National Grid (formerly Niagara Mohawk Power Corporation), is sensitive to these views. The company reports they have frozen or reduced domestic energy rates for a period while they work to create a competitive long term pricing structure, even in the face of a fluctuating market. National Grid is also negotiating more advantageous bulk rates for its largest industrial customers. National Fuel, the gas supplier for the local market, is pursuing a similar program. The impact on energy costs of these policies, however, is not yet clear. 

The current re-licensing of New York Power Authority (NYPA) facilities, one of the sources from which National Grid gets its electricity, has been an opportunity for businesses and communities in the Buffalo-Niagara region to have input on the NYPA public project finding portion of the relicensing agreement. NYPA originally offered the Buffalo/Erie County area $100 million spread over fifty years for waterfront enhancement projects. The current negotiated offer is worth a minimum of $280 million over the same period.

The proposed NYPA funded projects included a lake-to-Niagara River Greenway Commission Master Plan, dedicated funding for projects undertaken by the Erie Canal Development Corporation, and relocation of the Ice boom storage site.
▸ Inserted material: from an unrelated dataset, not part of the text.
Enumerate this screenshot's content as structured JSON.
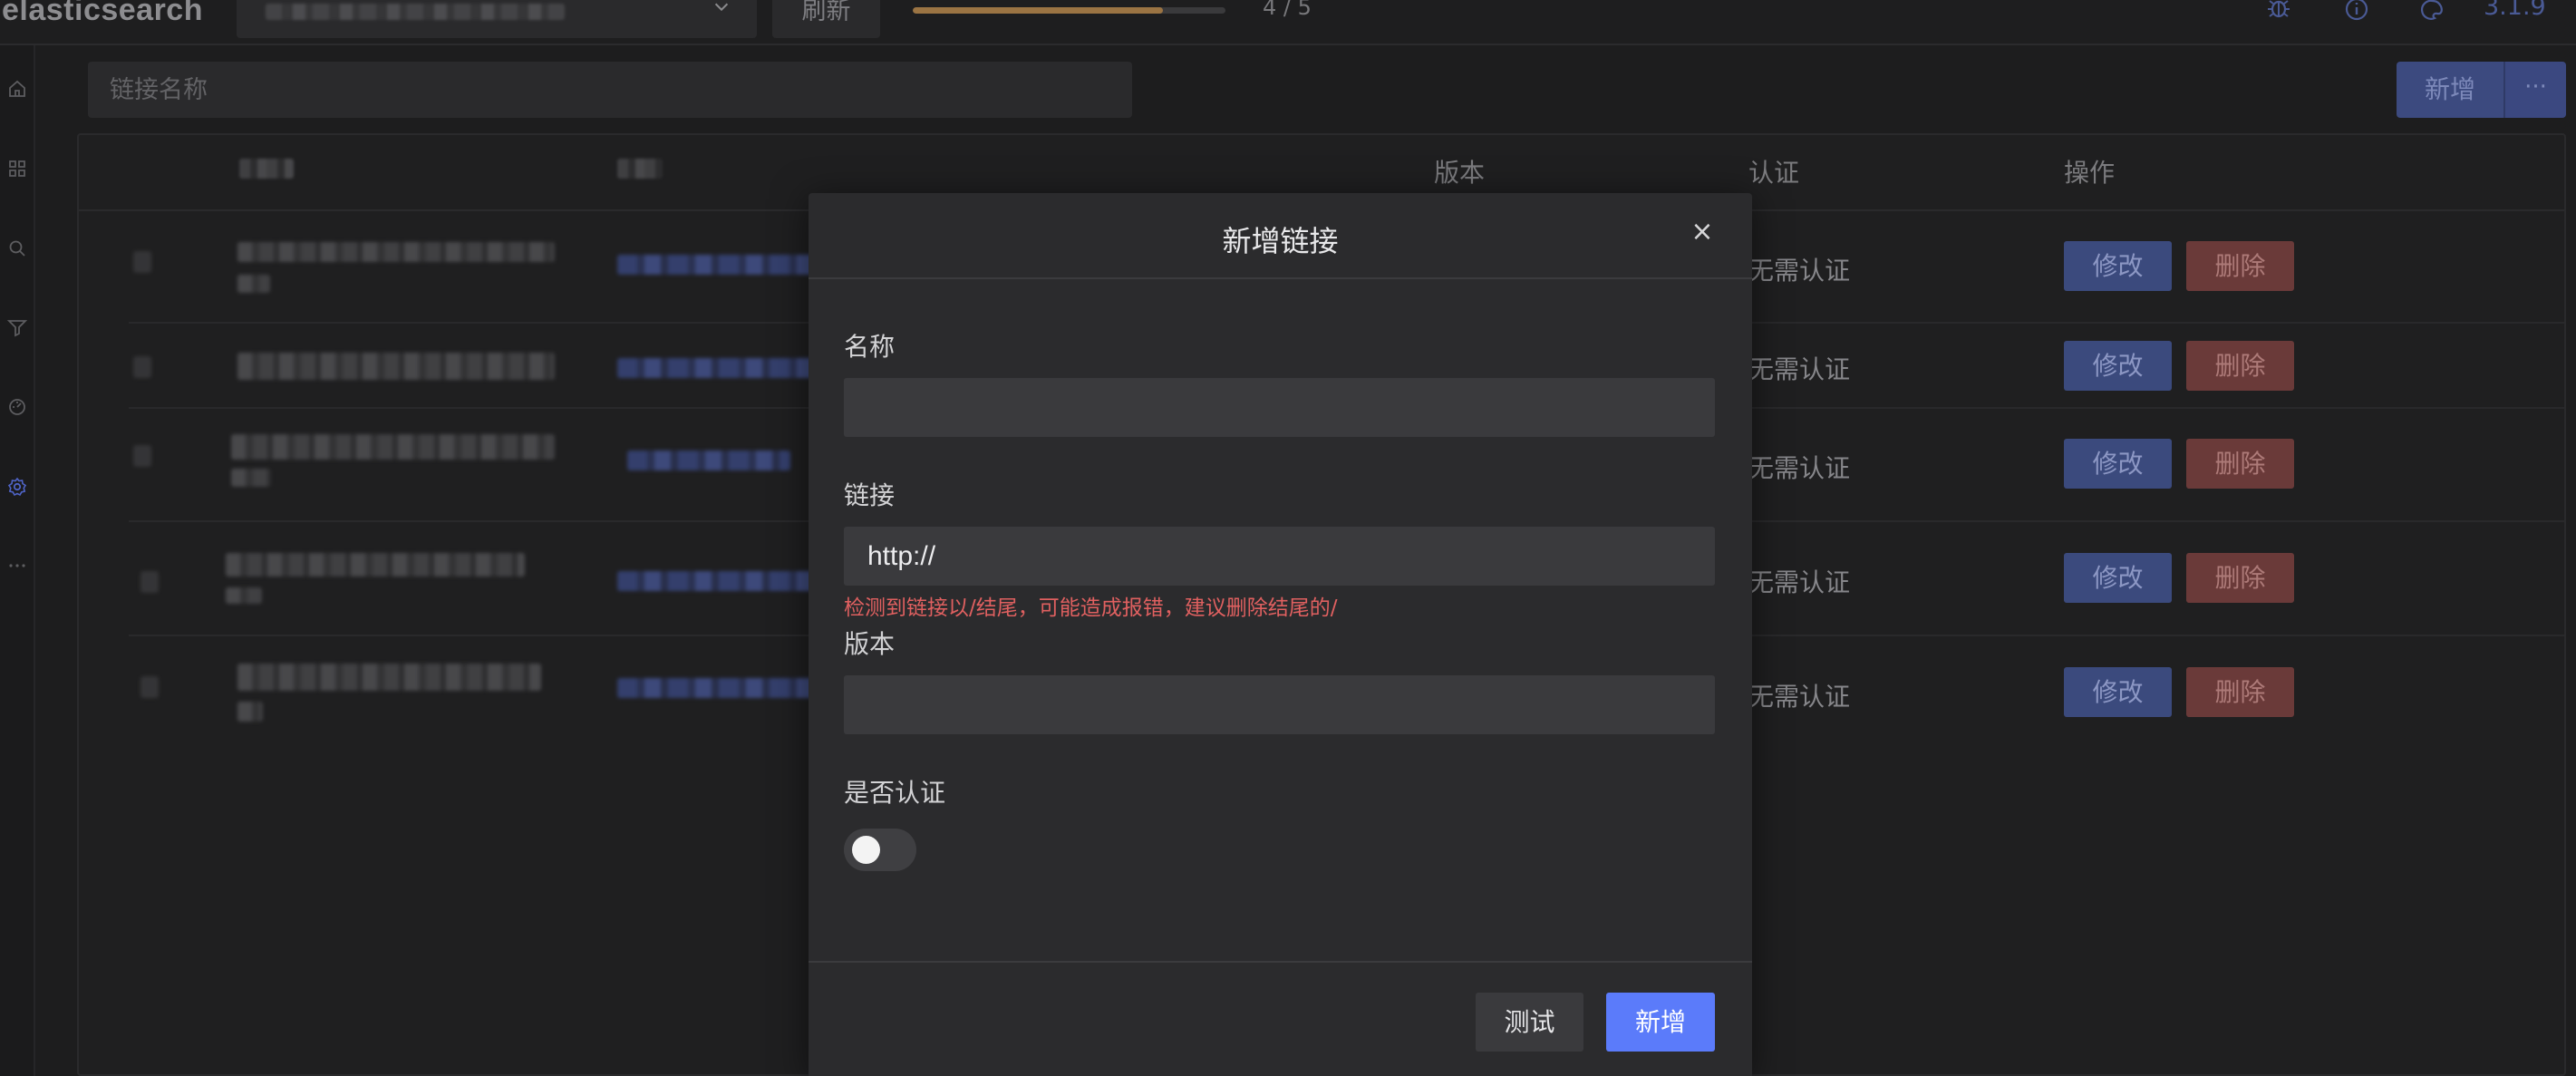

There is intense interest in energy in the city and region for both economic and environmental reasons. Energy conservation and development of alternative sources of energy can deliver benefits in both categories. The New York State Energy Research and Development Authority (NYSERDA) recently opened an office in downtown Buffalo, and has designated Main Street as a Rebuild New York Community Energy Target Zone. Their partners include the U.S. Department of Energy, the U.S. Environmental Protection Agency, the New York Power Authority, and the University at Buffalo Green Office and School of Architecture and Planning. 

Erie County has taken the lead locally in promoting energy efficiency and incorporating green design and construction practices into its facilities. The State of New York is applying a similar policy. The regional trades union council has proposed a district heating system for downtown Buffalo, and others have proposed an urban wind farm. The Queen City Hub Action Plan calls for two “Green Building” demonstration projects Downtown, one for a major new building and one for redevelopment of a major existing building. 

1.6.13 Telecommunications

The city is well served by telecommunications infrastructure and holds a competitive edge in certain areas such as fiber optics. The Buffalo region has more than 80,000 miles of fiber optic line laid and managed by private companies, making it the fifth best-equipped region in the world. Fiber optic technology enables individuals to network with each other at high speeds – regionally, nationally, and globally – providing a useful tool for those whose business activities require such connections.